The Camino de Santiago (The Way of Saint James), is a network of pilgrims’ ways leading to the shrine of the apostle St. James the Great in the cathedral of Santiago de Compostela in Galicia, northwestern Spain. Pilgrimages were at their peak from the 13th to 16th centuries before the Reformation of the Church and various European wars that hindered travel. The Camino routes are once again becoming popular for distance walks, spiritual journeys, endurance challenges or just the opportunity to do something different for a holiday.


Traditionally, Camino pilgrims started their journey from their own homes and various Camino de Santiago routes developed over time crossing most of Europe. The Camino Ingles, was the route preferred by Irish and British pilgrims on their way to Santiago. Pilgrims would take a boat from the main ports in their countries and land in the north of Spain to continue their journey. The main starting point on this Camino route is A Coruña, in Galicia, Spain.

Celtic Camino

While A Coruña is a traditional starting point, it is only 75km away from Santiago, meaning pilgrims wouldn’t be able to obtain their Compostela certificate in Santiago. It is now possible to walk 25km on the Boyne Valley Camino around Drogheda and then do a further 75km from A Coruña to Santiago; a combination of the two walks will give pilgrims the required 100km for a Compostela. The Boyne Valley Camino reconnects ancient routes between Drogheda and A Coruña.

link from Drogheda to a Coruña

In medieval times pilgrims travelled long distances to Drogheda from all over the North East and Midlands before embarking for A Coruña in Spain. In Drogheda, it is understood that there was a hostel/hospital catering for the pilgrims by providing shelter and rest while they waited for the ships.
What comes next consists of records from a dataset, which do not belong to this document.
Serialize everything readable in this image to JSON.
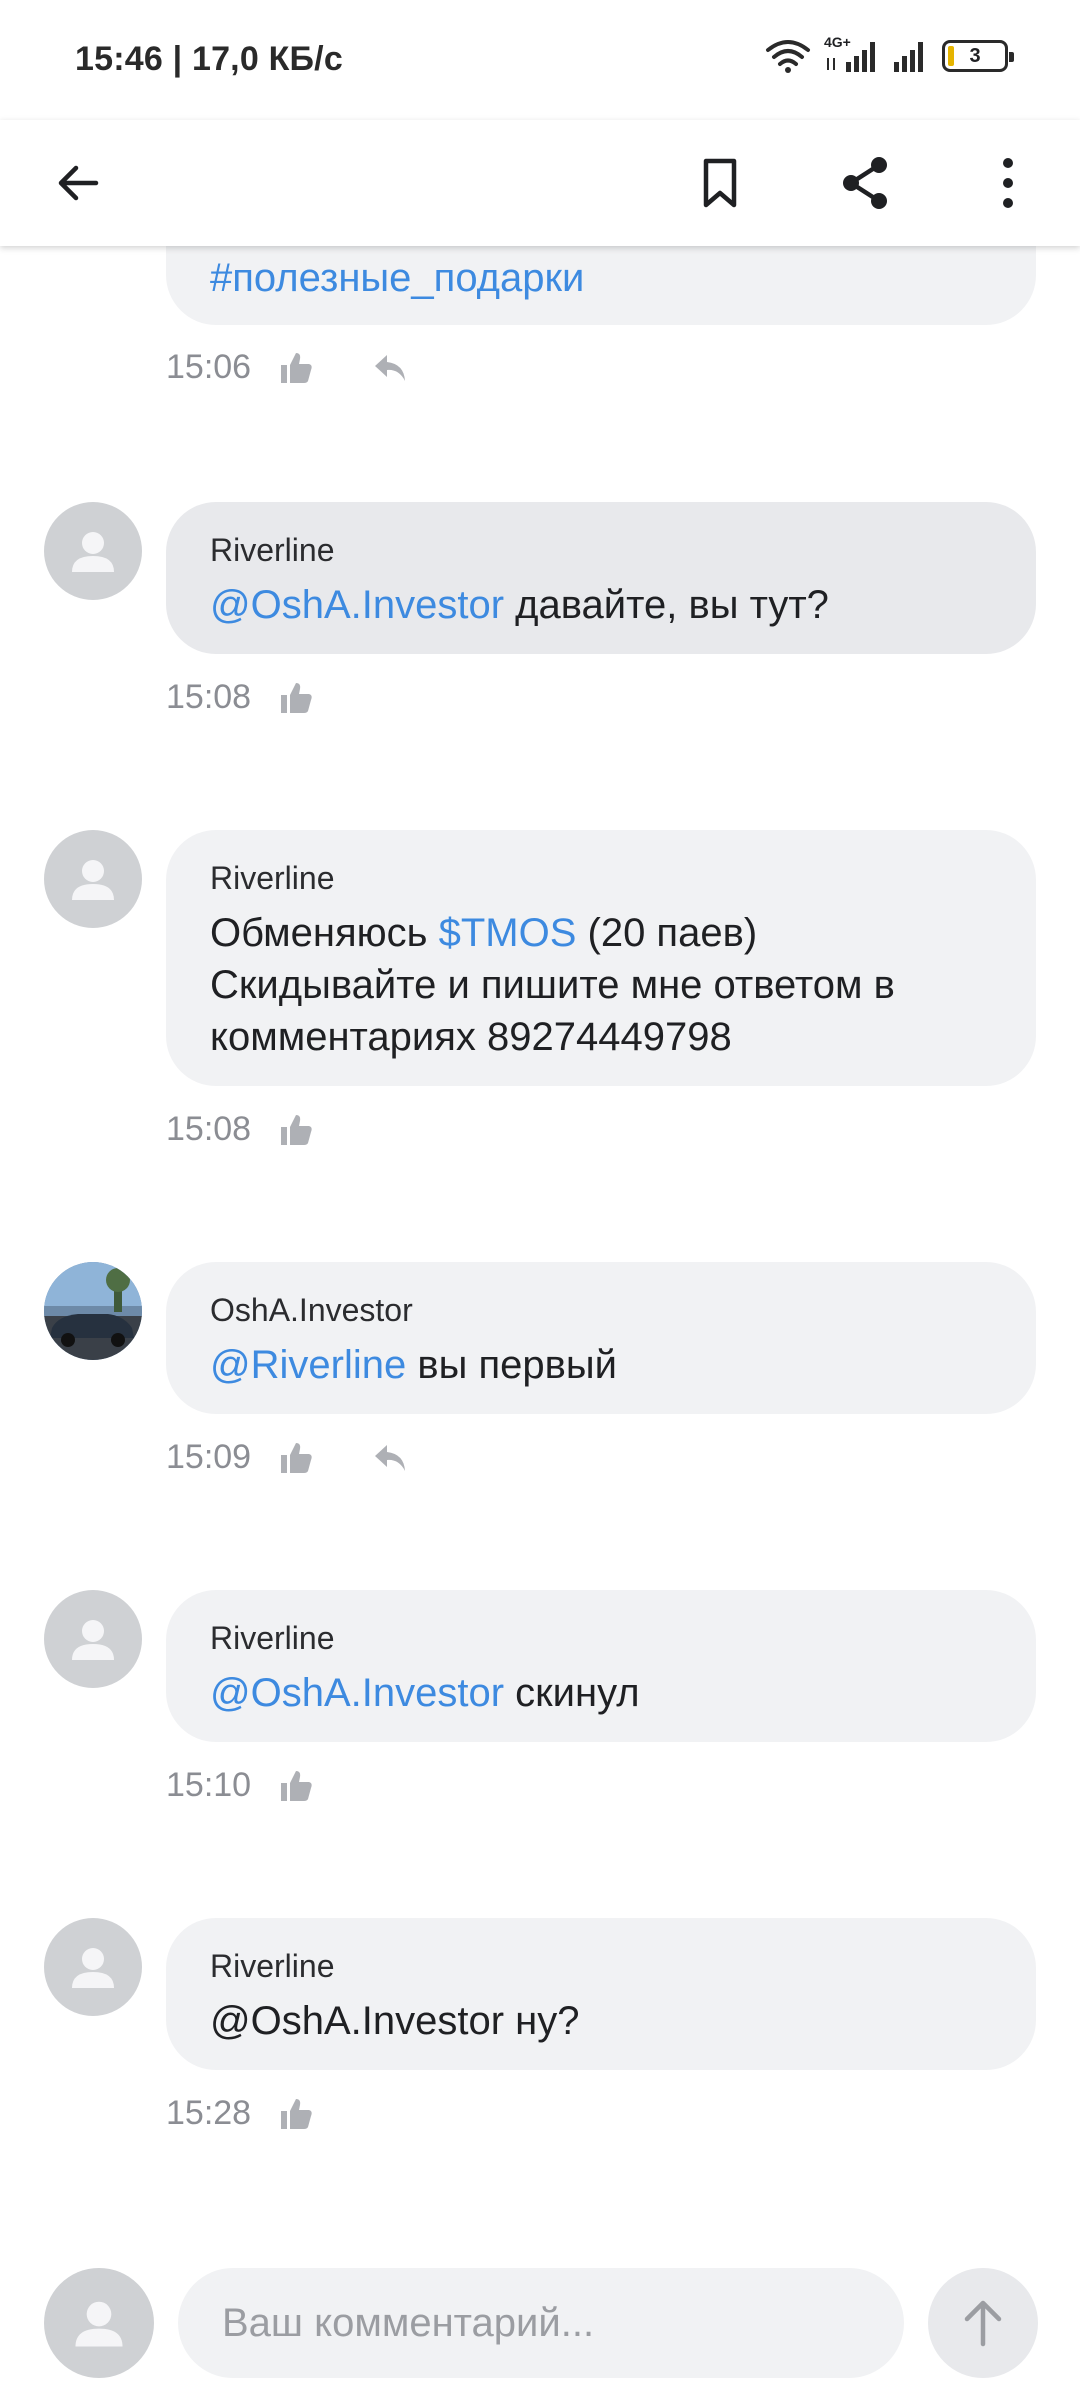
{
  "status_bar": {
    "time_speed": "15:46 | 17,0 КБ/с",
    "network": "4G+",
    "battery": "3"
  },
  "toolbar": {
    "back_icon": "arrow-left-icon",
    "bookmark_icon": "bookmark-icon",
    "share_icon": "share-icon",
    "more_icon": "more-vertical-icon"
  },
  "top_partial": {
    "hashtag": "#полезные_подарки",
    "time": "15:06"
  },
  "comments": [
    {
      "author": "Riverline",
      "mention": "@OshA.Investor",
      "text": " давайте, вы тут?",
      "time": "15:08"
    },
    {
      "author": "Riverline",
      "pre": "Обменяюсь ",
      "ticker": "$TMOS",
      "post": " (20 паев) Скидывайте и пишите мне ответом в комментариях 89274449798",
      "time": "15:08"
    },
    {
      "author": "OshA.Investor",
      "mention": "@Riverline",
      "text": " вы первый",
      "time": "15:09"
    },
    {
      "author": "Riverline",
      "mention": "@OshA.Investor",
      "text": " скинул",
      "time": "15:10"
    },
    {
      "author": "Riverline",
      "text": "@OshA.Investor ну?",
      "time": "15:28"
    }
  ],
  "composer": {
    "placeholder": "Ваш комментарий..."
  },
  "colors": {
    "link": "#3d8ae0",
    "bubble": "#f1f2f4",
    "bubble_highlight": "#e8e9ec"
  }
}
It was located near the town walls in what is now the Scotch Hall area. Several references are made to Drogheda as a departure point in Dr Bernadette Cunningham’s book, ‘Medieval Irish pilgrims to Santiago de Compostela’.


Mellifont Abbey

a Coruña

A Coruña is the most populated city in Galicia and the second most populated municipality in the autonomous community and seventeenth overall in the country. The city is the provincial capital of the province of the same name, having also served as political capital of the Kingdom of Galicia. This beautiful city contains a port, a marina and lovely beaches as well as many gorgeous streets, alleys, squares, parks and architecture to explore.